by Frank Calvillo
Going into Suffragette, it was hard not to recall one of the opening scenes in the Disney classic Mary Poppins, where the great Glynis Johns sang “Sister Suffragette” as a tribute to those who were at that time fighting to obtain votes for women. I must admit it was always a part of the film I never particularly cared for. This was due in part to the fact that not only could I not relate to it, but also because it greatly paled in comparison to the magic of the rest of the film.
Now many years later, its doubtless the song would hold new meaning for me after watching the historical drama Suffragette because even if the number was hopelessly Disney-fied, the spirit of the cause rings truer than ever.
In Suffragette, Maud Watts (Carey Mulligan) works as a laundress in turn-of-the-century working class London. Working since the age of seven, Maud has never known, or expected, anything else and has made herself a life of contentment with her husband Sonny (Ben Whishaw) and son George (Adam Michael Dodd). When her friend and co-worker Violet (Anne-Marie Duff) joins the ever-growing suffragette movement, Maud finds herself joining as well. Acting alongside Violet and physician Edith Ellyn (Helena Bonham Carter), and inspired by the words of the movement’s leader Emmeline Pankhurst (Meryl Streep), Maud becomes one of the greatest participants in the fight to give women the vote.
Pretty quick into the film, it becomes obvious that Suffragette isn’t going to be the best it can be. This is mainly because the film hits all the tropes you would think a historically-soaked movie of this sort would. There’s the obligatory moments showing how hard things are, the scenes of beatings, the looks of disapproval, all of which never let Suffragette come off as anything other than a history lesson told in cinematic form.

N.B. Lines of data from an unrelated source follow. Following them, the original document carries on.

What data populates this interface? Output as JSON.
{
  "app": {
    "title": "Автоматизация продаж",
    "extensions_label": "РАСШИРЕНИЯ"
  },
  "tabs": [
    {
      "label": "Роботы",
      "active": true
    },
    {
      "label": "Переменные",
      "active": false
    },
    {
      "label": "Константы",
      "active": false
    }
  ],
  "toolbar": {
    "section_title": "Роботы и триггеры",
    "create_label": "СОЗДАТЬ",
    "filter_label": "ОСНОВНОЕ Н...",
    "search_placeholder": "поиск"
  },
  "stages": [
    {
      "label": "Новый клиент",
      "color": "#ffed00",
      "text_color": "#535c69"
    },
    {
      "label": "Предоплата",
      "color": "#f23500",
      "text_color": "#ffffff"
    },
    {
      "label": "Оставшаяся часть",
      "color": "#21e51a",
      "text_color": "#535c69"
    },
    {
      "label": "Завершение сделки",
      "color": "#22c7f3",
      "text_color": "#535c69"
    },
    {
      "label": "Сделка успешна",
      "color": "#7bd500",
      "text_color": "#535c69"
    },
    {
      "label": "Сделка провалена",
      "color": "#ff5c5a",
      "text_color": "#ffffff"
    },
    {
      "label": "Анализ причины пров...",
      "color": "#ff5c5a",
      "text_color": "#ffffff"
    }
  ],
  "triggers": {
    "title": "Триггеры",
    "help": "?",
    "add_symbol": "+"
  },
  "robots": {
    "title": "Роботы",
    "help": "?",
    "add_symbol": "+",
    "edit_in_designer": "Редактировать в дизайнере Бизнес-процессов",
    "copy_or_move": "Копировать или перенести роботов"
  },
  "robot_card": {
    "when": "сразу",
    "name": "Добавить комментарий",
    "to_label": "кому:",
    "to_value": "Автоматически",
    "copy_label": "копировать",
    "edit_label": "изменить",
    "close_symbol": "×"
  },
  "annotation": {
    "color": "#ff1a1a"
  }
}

You can tell almost immediately when something bad is coming in Suffragette. When Maud loses her family, when she acts out against her employer, when Edith develops a disease; all of these moments are so loudly signaled, it’s almost deja vu. Every twist and turn in Suffragette, including its action/thriller-like finale, is so methodically planned out that any hopes for moments filled with truth and heart are quickly dashed.
Despite all this though, it is worth seeing Suffragette, if for no other reason than to pay tribute to the very women who gave everything for something they believed in. In fact, if there’s one thing the film does well, it is to show how the lack of voting rights affected women from ALL walks of life and how, regardless of class, each woman was an indentured servant in her own way. The suffragette movement was a part of history which has always been acknowledged, yet never really given its due. There’s no question it deserved some sort of cinematic recognition.
Maybe if the characters (and the performances they inspire the cast to give) weren’t such a mixed bag, Suffragette would have felt like a stronger effort.
Maud seems like an eternal audience member who takes far too long to come off as invested in what is happening around her. When she does, though, her suffering and devotion contain a silent will that proves unshakeable. Without question, her best moment remains the interrogation scene (expertly delivered by Mulligan) in which she strongly proclaims: “We’re half the human race. You can’t lock us all up.”
Brendan Gleeson, as a chief inspector, seems to exist simply because the film needs a main heavy, while Carter continuously seems to be reaching for something higher than the script’s limitations, but is never given enough time to actually register her character. Meanwhile, Duff and Whishaw truly shine in roles which brilliantly showcase their versatility as screen actors, even if those roles deserve more room to breathe than they’re given.
In what amounts to little more than a glorified cameo than an actual supporting role, Streep’s turn does what it’s meant to do. The character of Emmeline Pankhurst haunts the film with various photos and quotes of hers floating throughout the proceedings.
It made me want to know more about this mysterious figure who created such a powerful movement that it literally changed the world. That’s a story that I’m sure is nothing but compelling. It’s not that the one on screen isn’t, but it’s far from being the one to best represent such an important part of history.